Anyways, I am really happy how the update turned out, and am especially looking forward to a whole new, but related site for the OECD we are launching soon! Stay tuned!
A quick note for a fun project I did together with David Bauer from the Swiss newspaper Tageswoche: “Zürich, Kairo, Bagdad: Wo auf der Welt eine Million FCB-Fans leben” — an interactive map of all the facebook fans of the soccer club FC Basel. While Basel and surroundings have the most fans per inhabitant, the highest absolute number of fans is actually located in Egypt — who knew?
The map features a little stepper that allows you to zoom out from Basel to the whole world in a few annotated steps. The map projection is azimuthal equidistant, so all points on the map have the correct distance and angle from the perspective of the center point — Basel.
It was fun to collaborate on this project. Thanks also to Herr Stucki for the help with the GEOJson!
The workshop is split in two days, with day one discussing the concept and design aspects of data visualization, while day two goes into the nitty gritty of building a data-based graphic from scratch.
I teach only occasionally, so this is a rare opportunity. I can only recommend to register as soon as possible :)
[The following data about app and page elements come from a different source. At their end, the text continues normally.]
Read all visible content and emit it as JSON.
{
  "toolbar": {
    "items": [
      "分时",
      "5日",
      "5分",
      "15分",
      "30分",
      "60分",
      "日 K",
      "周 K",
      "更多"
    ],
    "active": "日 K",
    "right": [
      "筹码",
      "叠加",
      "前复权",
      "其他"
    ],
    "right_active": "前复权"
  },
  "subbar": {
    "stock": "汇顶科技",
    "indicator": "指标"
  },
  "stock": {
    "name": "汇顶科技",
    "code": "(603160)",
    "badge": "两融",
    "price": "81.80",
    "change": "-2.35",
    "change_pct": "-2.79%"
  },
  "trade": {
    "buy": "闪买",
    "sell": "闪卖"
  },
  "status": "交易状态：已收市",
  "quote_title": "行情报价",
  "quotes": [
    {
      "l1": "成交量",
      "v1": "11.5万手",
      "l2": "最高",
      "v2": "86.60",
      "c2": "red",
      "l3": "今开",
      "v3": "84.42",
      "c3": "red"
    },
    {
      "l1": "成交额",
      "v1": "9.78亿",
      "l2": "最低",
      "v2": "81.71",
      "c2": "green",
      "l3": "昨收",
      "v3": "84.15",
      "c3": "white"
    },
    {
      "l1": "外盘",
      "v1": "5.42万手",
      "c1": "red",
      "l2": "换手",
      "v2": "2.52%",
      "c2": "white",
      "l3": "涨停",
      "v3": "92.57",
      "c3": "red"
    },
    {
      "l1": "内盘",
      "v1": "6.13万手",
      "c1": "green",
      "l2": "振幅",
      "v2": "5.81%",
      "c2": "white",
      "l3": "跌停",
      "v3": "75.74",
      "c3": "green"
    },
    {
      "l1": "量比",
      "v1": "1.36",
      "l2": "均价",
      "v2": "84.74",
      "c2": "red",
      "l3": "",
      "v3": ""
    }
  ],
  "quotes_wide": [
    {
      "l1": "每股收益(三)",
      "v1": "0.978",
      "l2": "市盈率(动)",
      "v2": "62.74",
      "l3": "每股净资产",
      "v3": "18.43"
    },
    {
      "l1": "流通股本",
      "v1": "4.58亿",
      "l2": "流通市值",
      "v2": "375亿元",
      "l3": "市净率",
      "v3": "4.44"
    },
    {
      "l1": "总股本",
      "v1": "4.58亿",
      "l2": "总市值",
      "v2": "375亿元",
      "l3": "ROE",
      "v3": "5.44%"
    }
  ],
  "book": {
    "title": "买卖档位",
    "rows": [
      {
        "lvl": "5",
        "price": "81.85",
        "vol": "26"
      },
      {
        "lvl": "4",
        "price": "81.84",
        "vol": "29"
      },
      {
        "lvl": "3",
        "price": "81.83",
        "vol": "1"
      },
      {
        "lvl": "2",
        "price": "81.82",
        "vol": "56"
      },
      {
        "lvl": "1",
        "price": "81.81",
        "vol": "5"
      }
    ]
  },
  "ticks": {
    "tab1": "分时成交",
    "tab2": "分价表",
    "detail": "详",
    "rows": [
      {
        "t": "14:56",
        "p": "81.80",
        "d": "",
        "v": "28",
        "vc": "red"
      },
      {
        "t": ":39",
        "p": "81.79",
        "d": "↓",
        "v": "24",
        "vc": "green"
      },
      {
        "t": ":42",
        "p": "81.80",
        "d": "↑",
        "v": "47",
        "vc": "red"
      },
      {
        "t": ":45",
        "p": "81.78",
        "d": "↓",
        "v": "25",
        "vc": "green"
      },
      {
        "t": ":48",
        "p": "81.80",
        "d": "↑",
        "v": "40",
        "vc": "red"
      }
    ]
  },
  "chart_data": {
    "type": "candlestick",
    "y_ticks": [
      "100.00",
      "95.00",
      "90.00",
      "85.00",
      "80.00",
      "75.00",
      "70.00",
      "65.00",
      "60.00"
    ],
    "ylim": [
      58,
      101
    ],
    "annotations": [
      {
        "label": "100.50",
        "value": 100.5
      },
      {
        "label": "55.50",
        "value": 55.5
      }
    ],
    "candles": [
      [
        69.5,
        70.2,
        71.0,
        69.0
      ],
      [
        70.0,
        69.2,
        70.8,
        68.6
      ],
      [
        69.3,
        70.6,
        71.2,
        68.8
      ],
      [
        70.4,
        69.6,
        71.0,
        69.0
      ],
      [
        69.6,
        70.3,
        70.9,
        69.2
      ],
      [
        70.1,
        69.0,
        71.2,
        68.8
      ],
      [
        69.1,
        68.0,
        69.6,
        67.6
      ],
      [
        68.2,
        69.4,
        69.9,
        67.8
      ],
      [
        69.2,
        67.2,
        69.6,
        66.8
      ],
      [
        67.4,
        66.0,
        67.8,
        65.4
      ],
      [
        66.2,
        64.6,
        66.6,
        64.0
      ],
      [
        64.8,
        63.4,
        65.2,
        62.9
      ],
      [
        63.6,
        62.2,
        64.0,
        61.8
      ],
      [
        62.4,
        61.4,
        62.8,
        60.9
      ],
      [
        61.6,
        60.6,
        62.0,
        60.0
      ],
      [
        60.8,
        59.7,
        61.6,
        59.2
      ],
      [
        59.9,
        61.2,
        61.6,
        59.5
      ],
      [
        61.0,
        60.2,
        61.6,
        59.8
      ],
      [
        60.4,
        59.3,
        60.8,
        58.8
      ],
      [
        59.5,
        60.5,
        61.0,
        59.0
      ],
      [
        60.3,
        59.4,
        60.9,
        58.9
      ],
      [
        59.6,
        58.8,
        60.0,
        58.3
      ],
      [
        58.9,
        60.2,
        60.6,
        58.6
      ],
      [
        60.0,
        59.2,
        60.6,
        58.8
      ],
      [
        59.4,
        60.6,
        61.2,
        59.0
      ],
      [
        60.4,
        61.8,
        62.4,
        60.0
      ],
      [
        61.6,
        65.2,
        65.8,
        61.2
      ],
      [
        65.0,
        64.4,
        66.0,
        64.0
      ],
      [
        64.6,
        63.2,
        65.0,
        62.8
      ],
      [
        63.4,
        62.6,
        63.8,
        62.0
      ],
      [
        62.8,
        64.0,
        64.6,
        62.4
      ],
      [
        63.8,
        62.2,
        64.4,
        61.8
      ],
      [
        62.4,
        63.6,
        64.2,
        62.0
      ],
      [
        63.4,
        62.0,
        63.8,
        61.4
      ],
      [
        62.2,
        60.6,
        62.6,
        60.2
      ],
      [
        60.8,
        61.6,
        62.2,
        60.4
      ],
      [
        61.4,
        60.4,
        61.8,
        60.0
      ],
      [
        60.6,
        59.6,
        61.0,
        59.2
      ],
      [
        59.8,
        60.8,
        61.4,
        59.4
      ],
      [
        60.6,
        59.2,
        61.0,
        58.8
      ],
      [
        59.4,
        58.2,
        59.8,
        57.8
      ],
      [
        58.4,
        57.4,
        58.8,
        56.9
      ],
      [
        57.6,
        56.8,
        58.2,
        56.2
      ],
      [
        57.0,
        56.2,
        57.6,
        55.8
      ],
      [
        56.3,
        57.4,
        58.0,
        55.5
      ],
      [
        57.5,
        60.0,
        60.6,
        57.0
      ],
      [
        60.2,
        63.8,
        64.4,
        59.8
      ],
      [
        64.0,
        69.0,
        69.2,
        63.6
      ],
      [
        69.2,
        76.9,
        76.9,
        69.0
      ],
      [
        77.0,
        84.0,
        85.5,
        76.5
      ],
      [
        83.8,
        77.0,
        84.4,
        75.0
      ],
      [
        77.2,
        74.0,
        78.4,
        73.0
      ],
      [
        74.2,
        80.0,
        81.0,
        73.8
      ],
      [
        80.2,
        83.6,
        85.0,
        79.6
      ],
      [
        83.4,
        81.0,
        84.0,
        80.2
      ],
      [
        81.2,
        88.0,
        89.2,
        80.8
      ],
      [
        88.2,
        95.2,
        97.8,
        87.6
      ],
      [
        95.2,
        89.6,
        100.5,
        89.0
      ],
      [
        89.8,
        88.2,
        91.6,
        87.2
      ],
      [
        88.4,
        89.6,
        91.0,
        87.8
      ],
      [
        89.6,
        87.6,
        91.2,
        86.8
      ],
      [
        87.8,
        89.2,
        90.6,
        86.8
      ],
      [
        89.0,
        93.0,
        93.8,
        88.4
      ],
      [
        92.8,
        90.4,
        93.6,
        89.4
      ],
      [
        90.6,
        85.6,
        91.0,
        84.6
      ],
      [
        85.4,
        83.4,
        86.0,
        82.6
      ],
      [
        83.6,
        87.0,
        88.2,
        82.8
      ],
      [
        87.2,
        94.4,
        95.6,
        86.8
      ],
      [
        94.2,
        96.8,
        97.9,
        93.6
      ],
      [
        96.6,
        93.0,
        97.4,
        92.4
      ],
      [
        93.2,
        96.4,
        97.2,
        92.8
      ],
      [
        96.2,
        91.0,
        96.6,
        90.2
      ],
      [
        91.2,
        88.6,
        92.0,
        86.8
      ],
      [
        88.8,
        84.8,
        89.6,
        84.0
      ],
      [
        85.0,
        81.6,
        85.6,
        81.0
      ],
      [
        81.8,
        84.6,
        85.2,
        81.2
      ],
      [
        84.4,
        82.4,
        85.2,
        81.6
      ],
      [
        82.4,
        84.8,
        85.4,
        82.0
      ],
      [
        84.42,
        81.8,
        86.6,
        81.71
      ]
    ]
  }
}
Also, a good opportunity to talk a bit about the last workshop Dominikus and I gave at resonate. It was a great group, and I was really impressed what the participants came up with in very short time. We worked with a dataset about movies and TV series from IMDb and after a day of basic introduction, the participants went from initial questions and concept over data explorations to visual refinement and annotation in what was basically a day of workshop time.
Tableau and RAW proved to be extremely valuable tools. It is amazing what you can achieve in really short time with these applications. The workshop was a big success, and a really nice experience, which also showed in the evaluation results.
it’s been busy times over here, with a lot of new stuff coming out in May, and also a few new opportunities to see me:
There’s a public Google Hangout with me on Wednesday April 30 organized by the CHI Belgium community. I’ll talk about unusual forms of data visualization — sculptures, food, etc. I think, it will be fun!
Next up: a panel at re:publica on May 06, with Jan Arpe, Maya Ganesh and Tariq Khokhar, on data visualization in a globalized world. I will show the new OECD Regional Well-Being website I have been working on together with Dominikus Baur over the last few months.